Required action:
Every entry below must appear again, exactly as written.

Supplied data:
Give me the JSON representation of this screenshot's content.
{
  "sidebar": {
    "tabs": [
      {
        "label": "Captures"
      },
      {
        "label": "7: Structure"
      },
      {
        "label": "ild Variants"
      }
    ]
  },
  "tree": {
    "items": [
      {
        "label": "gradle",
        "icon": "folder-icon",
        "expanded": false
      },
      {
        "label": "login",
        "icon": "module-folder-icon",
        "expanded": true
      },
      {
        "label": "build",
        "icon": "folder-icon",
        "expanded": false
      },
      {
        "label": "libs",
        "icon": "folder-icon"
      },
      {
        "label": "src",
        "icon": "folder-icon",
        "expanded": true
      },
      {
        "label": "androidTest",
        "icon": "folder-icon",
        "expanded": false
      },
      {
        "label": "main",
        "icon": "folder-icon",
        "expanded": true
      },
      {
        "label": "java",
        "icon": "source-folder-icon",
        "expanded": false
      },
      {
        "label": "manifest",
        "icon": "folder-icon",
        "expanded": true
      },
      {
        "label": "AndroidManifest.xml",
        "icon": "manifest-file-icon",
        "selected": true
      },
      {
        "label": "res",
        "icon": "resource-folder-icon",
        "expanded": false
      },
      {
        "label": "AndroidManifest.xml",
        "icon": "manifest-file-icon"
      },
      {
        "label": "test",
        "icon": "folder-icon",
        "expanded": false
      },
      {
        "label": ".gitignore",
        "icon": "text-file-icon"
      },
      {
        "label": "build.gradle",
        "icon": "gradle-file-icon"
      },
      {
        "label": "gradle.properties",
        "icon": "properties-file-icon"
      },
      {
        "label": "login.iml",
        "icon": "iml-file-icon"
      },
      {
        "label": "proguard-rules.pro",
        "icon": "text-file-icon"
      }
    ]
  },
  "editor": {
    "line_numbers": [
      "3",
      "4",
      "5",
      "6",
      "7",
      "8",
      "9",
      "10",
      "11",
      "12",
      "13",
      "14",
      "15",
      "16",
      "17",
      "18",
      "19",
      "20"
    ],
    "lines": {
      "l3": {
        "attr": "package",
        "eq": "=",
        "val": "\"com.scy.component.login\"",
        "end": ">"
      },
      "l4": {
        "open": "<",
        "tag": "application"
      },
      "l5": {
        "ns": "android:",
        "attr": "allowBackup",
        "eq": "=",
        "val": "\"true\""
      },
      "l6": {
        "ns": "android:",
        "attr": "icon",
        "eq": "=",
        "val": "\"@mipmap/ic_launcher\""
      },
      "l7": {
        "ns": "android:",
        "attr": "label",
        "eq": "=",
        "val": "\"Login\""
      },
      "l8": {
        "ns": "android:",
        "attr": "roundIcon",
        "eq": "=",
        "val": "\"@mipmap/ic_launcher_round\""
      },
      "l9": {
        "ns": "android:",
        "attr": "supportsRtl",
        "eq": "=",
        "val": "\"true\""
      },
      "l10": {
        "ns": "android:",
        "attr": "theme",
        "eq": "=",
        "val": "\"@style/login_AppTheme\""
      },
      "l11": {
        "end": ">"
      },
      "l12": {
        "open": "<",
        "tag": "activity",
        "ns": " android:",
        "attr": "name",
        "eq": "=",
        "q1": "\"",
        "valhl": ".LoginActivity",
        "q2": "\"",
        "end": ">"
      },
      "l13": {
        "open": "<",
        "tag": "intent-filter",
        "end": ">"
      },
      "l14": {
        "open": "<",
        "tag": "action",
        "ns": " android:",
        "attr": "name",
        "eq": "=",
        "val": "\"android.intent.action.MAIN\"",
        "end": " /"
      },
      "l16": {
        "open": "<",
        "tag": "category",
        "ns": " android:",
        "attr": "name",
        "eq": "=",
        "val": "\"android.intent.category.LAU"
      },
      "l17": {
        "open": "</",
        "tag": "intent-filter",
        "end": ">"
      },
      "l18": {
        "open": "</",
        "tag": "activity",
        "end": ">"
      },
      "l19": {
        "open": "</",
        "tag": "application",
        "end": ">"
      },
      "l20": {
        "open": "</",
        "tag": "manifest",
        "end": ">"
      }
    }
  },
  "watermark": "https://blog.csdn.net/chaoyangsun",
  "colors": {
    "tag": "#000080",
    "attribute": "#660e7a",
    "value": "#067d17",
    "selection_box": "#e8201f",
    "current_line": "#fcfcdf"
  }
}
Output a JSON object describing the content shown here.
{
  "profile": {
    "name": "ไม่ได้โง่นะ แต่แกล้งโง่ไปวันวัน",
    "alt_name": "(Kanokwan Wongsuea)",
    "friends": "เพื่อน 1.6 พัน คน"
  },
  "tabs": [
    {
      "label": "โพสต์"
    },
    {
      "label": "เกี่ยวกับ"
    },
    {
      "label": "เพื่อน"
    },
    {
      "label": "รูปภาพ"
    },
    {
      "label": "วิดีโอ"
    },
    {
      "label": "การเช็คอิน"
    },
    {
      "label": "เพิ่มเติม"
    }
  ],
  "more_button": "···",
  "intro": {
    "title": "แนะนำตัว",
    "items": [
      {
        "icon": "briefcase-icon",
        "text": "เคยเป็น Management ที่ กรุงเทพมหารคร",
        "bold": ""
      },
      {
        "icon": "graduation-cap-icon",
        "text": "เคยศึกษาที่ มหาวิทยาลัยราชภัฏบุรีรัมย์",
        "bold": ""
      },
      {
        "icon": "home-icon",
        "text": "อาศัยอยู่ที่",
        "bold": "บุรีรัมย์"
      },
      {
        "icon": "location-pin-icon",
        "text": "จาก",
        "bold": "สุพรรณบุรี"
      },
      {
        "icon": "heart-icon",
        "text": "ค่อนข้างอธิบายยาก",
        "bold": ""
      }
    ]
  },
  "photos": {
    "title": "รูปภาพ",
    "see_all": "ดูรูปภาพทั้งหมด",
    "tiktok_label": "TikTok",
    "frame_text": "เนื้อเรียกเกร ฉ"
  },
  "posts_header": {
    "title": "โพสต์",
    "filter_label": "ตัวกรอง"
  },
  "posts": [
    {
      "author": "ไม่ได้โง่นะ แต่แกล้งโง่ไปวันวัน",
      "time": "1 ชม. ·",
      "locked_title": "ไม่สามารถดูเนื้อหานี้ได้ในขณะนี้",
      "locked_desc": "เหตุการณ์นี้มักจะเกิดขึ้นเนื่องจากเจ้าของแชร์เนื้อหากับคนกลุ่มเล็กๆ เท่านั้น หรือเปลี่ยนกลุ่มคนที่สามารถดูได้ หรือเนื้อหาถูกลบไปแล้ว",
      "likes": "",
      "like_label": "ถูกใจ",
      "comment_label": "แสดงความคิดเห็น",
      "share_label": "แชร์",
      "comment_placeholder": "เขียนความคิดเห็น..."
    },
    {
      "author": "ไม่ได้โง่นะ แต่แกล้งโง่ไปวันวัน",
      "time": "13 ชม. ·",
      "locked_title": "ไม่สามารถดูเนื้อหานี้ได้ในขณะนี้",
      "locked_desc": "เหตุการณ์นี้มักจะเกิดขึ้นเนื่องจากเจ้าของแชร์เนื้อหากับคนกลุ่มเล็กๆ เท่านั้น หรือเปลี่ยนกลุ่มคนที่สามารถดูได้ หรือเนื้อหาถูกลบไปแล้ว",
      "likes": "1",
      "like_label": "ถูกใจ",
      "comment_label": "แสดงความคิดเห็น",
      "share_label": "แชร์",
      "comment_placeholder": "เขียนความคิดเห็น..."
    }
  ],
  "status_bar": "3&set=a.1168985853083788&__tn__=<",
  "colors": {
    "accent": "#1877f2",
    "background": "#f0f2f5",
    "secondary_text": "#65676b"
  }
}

Solution to the exercise:
Give me the JSON representation of this screenshot's content.
{
  "sidebar": {
    "tabs": [
      {
        "label": "Captures"
      },
      {
        "label": "7: Structure"
      },
      {
        "label": "ild Variants"
      }
    ]
  },
  "tree": {
    "items": [
      {
        "label": "gradle",
        "icon": "folder-icon",
        "expanded": false
      },
      {
        "label": "login",
        "icon": "module-folder-icon",
        "expanded": true
      },
      {
        "label": "build",
        "icon": "folder-icon",
        "expanded": false
      },
      {
        "label": "libs",
        "icon": "folder-icon"
      },
      {
        "label": "src",
        "icon": "folder-icon",
        "expanded": true
      },
      {
        "label": "androidTest",
        "icon": "folder-icon",
        "expanded": false
      },
      {
        "label": "main",
        "icon": "folder-icon",
        "expanded": true
      },
      {
        "label": "java",
        "icon": "source-folder-icon",
        "expanded": false
      },
      {
        "label": "manifest",
        "icon": "folder-icon",
        "expanded": true
      },
      {
        "label": "AndroidManifest.xml",
        "icon": "manifest-file-icon",
        "selected": true
      },
      {
        "label": "res",
        "icon": "resource-folder-icon",
        "expanded": false
      },
      {
        "label": "AndroidManifest.xml",
        "icon": "manifest-file-icon"
      },
      {
        "label": "test",
        "icon": "folder-icon",
        "expanded": false
      },
      {
        "label": ".gitignore",
        "icon": "text-file-icon"
      },
      {
        "label": "build.gradle",
        "icon": "gradle-file-icon"
      },
      {
        "label": "gradle.properties",
        "icon": "properties-file-icon"
      },
      {
        "label": "login.iml",
        "icon": "iml-file-icon"
      },
      {
        "label": "proguard-rules.pro",
        "icon": "text-file-icon"
      }
    ]
  },
  "editor": {
    "line_numbers": [
      "3",
      "4",
      "5",
      "6",
      "7",
      "8",
      "9",
      "10",
      "11",
      "12",
      "13",
      "14",
      "15",
      "16",
      "17",
      "18",
      "19",
      "20"
    ],
    "lines": {
      "l3": {
        "attr": "package",
        "eq": "=",
        "val": "\"com.scy.component.login\"",
        "end": ">"
      },
      "l4": {
        "open": "<",
        "tag": "application"
      },
      "l5": {
        "ns": "android:",
        "attr": "allowBackup",
        "eq": "=",
        "val": "\"true\""
      },
      "l6": {
        "ns": "android:",
        "attr": "icon",
        "eq": "=",
        "val": "\"@mipmap/ic_launcher\""
      },
      "l7": {
        "ns": "android:",
        "attr": "label",
        "eq": "=",
        "val": "\"Login\""
      },
      "l8": {
        "ns": "android:",
        "attr": "roundIcon",
        "eq": "=",
        "val": "\"@mipmap/ic_launcher_round\""
      },
      "l9": {
        "ns": "android:",
        "attr": "supportsRtl",
        "eq": "=",
        "val": "\"true\""
      },
      "l10": {
        "ns": "android:",
        "attr": "theme",
        "eq": "=",
        "val": "\"@style/login_AppTheme\""
      },
      "l11": {
        "end": ">"
      },
      "l12": {
        "open": "<",
        "tag": "activity",
        "ns": " android:",
        "attr": "name",
        "eq": "=",
        "q1": "\"",
        "valhl": ".LoginActivity",
        "q2": "\"",
        "end": ">"
      },
      "l13": {
        "open": "<",
        "tag": "intent-filter",
        "end": ">"
      },
      "l14": {
        "open": "<",
        "tag": "action",
        "ns": " android:",
        "attr": "name",
        "eq": "=",
        "val": "\"android.intent.action.MAIN\"",
        "end": " /"
      },
      "l16": {
        "open": "<",
        "tag": "category",
        "ns": " android:",
        "attr": "name",
        "eq": "=",
        "val": "\"android.intent.category.LAU"
      },
      "l17": {
        "open": "</",
        "tag": "intent-filter",
        "end": ">"
      },
      "l18": {
        "open": "</",
        "tag": "activity",
        "end": ">"
      },
      "l19": {
        "open": "</",
        "tag": "application",
        "end": ">"
      },
      "l20": {
        "open": "</",
        "tag": "manifest",
        "end": ">"
      }
    }
  },
  "watermark": "https://blog.csdn.net/chaoyangsun",
  "colors": {
    "tag": "#000080",
    "attribute": "#660e7a",
    "value": "#067d17",
    "selection_box": "#e8201f",
    "current_line": "#fcfcdf"
  }
}
Output a JSON object describing the content shown here.
{
  "profile": {
    "name": "ไม่ได้โง่นะ แต่แกล้งโง่ไปวันวัน",
    "alt_name": "(Kanokwan Wongsuea)",
    "friends": "เพื่อน 1.6 พัน คน"
  },
  "tabs": [
    {
      "label": "โพสต์"
    },
    {
      "label": "เกี่ยวกับ"
    },
    {
      "label": "เพื่อน"
    },
    {
      "label": "รูปภาพ"
    },
    {
      "label": "วิดีโอ"
    },
    {
      "label": "การเช็คอิน"
    },
    {
      "label": "เพิ่มเติม"
    }
  ],
  "more_button": "···",
  "intro": {
    "title": "แนะนำตัว",
    "items": [
      {
        "icon": "briefcase-icon",
        "text": "เคยเป็น Management ที่ กรุงเทพมหารคร",
        "bold": ""
      },
      {
        "icon": "graduation-cap-icon",
        "text": "เคยศึกษาที่ มหาวิทยาลัยราชภัฏบุรีรัมย์",
        "bold": ""
      },
      {
        "icon": "home-icon",
        "text": "อาศัยอยู่ที่",
        "bold": "บุรีรัมย์"
      },
      {
        "icon": "location-pin-icon",
        "text": "จาก",
        "bold": "สุพรรณบุรี"
      },
      {
        "icon": "heart-icon",
        "text": "ค่อนข้างอธิบายยาก",
        "bold": ""
      }
    ]
  },
  "photos": {
    "title": "รูปภาพ",
    "see_all": "ดูรูปภาพทั้งหมด",
    "tiktok_label": "TikTok",
    "frame_text": "เนื้อเรียกเกร ฉ"
  },
  "posts_header": {
    "title": "โพสต์",
    "filter_label": "ตัวกรอง"
  },
  "posts": [
    {
      "author": "ไม่ได้โง่นะ แต่แกล้งโง่ไปวันวัน",
      "time": "1 ชม. ·",
      "locked_title": "ไม่สามารถดูเนื้อหานี้ได้ในขณะนี้",
      "locked_desc": "เหตุการณ์นี้มักจะเกิดขึ้นเนื่องจากเจ้าของแชร์เนื้อหากับคนกลุ่มเล็กๆ เท่านั้น หรือเปลี่ยนกลุ่มคนที่สามารถดูได้ หรือเนื้อหาถูกลบไปแล้ว",
      "likes": "",
      "like_label": "ถูกใจ",
      "comment_label": "แสดงความคิดเห็น",
      "share_label": "แชร์",
      "comment_placeholder": "เขียนความคิดเห็น..."
    },
    {
      "author": "ไม่ได้โง่นะ แต่แกล้งโง่ไปวันวัน",
      "time": "13 ชม. ·",
      "locked_title": "ไม่สามารถดูเนื้อหานี้ได้ในขณะนี้",
      "locked_desc": "เหตุการณ์นี้มักจะเกิดขึ้นเนื่องจากเจ้าของแชร์เนื้อหากับคนกลุ่มเล็กๆ เท่านั้น หรือเปลี่ยนกลุ่มคนที่สามารถดูได้ หรือเนื้อหาถูกลบไปแล้ว",
      "likes": "1",
      "like_label": "ถูกใจ",
      "comment_label": "แสดงความคิดเห็น",
      "share_label": "แชร์",
      "comment_placeholder": "เขียนความคิดเห็น..."
    }
  ],
  "status_bar": "3&set=a.1168985853083788&__tn__=<",
  "colors": {
    "accent": "#1877f2",
    "background": "#f0f2f5",
    "secondary_text": "#65676b"
  }
}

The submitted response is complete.